- A recent Politico-Harvard poll found that 57% of 499 respondents supported taxing soda and other sugary drinks to raise money for preschool and children’s health programs and to help address the problem of obesity. The idea was opposed by 39%, while 4% either did not have an opinion or did not respond to the question.
- The most support for soda taxes came from Democrats (63%), followed by independents (57%), then Republicans (44%).
- Poll results were deeply divided on other food-related issues, with the only clear majority being on the question of whether able-bodied adults without young children should have to work to qualify for benefits under the Supplemental Nutrition Assistance Program (74% in favor).
So-called "sin taxes" on soda and other sugary beverages have recently passed in some jurisdictions — particularly those with a blue political hue.
Since 2014, eight local U.S. jurisdictions have approved such taxes. It is likely others will also adopt them, researchers from Harvard University and Tufts University said in a study published in the journal Food Policy. Researchers found several similarities in the jurisdictions that passed the taxes. They tended to be Democrat-dominated areas with significant financial support for the pro-tax measure. In addition, city or county leaders tended to support the initiative, and the message behind the tax was that it would help improve public health — not raise money.
The first jurisdiction to successfully pass a soda tax was Berkeley, California, in 2014. An assessment of the first year found that sales of sugar-sweetened beverages declined by about 9.6% and sales of bottled water and other untaxed beverages increased by 3.5%. The penny-per-ounce tax also raised $1.4 million, which was directed to child nutrition and community health programs.
According to the Food Policy study, the only jurisdiction to have successfully approved a soda tax with earmarked proceeds is Philadelphia, which levies 1.5 cents per ounce. A proposed soda tax in Santa Fe, which would have financed an effort to subsidize preschool, failed at the ballot box this past May. However, at 2 cents per ounce, the tax is larger than many others.
Not surprisingly, the beverage industry fights soda taxes wherever and whenever the idea arises. Hit with slowing sales, brands have responded with smaller can sizes. Pepsi stopped distributing two-liter bottles and 12-packs of soda to Philadelphia retailers three months after the city implemented its soda tax. The company still distributes one-liter and smaller size bottles and cans, which incur less of a surcharge. And, with sales down 40% in the city, Pepsi has said it will eliminate 80 to 100 area jobs unless the tax is lifted.
Coke also has been promoting sales of smaller bottles and cans. According to the Tri-State Operating Unit of Coca-Cola refreshments, sales of the company’s 7.5-ounce mini cans were up by 9% last year, while 1.25-liter bottles grew by 9.5%.

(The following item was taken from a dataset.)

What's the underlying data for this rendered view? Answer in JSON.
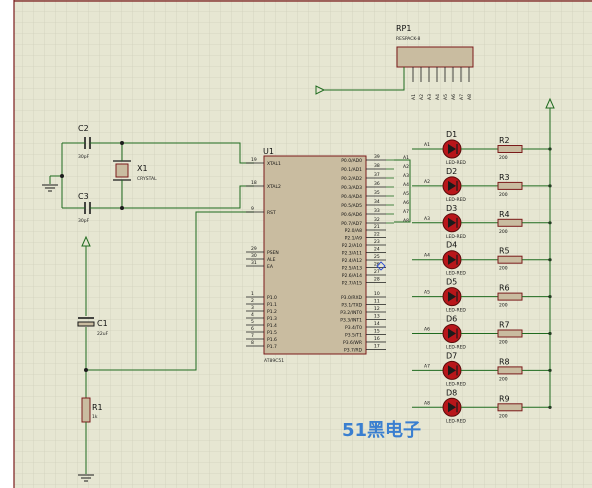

However, with state and local governments increasingly feeling the budget squeeze, it's likely that more soda taxes will be referred to voters. Whether they will actually be adopted is another question since voters are not overly fond of taxing themselves — unless it's for a good cause.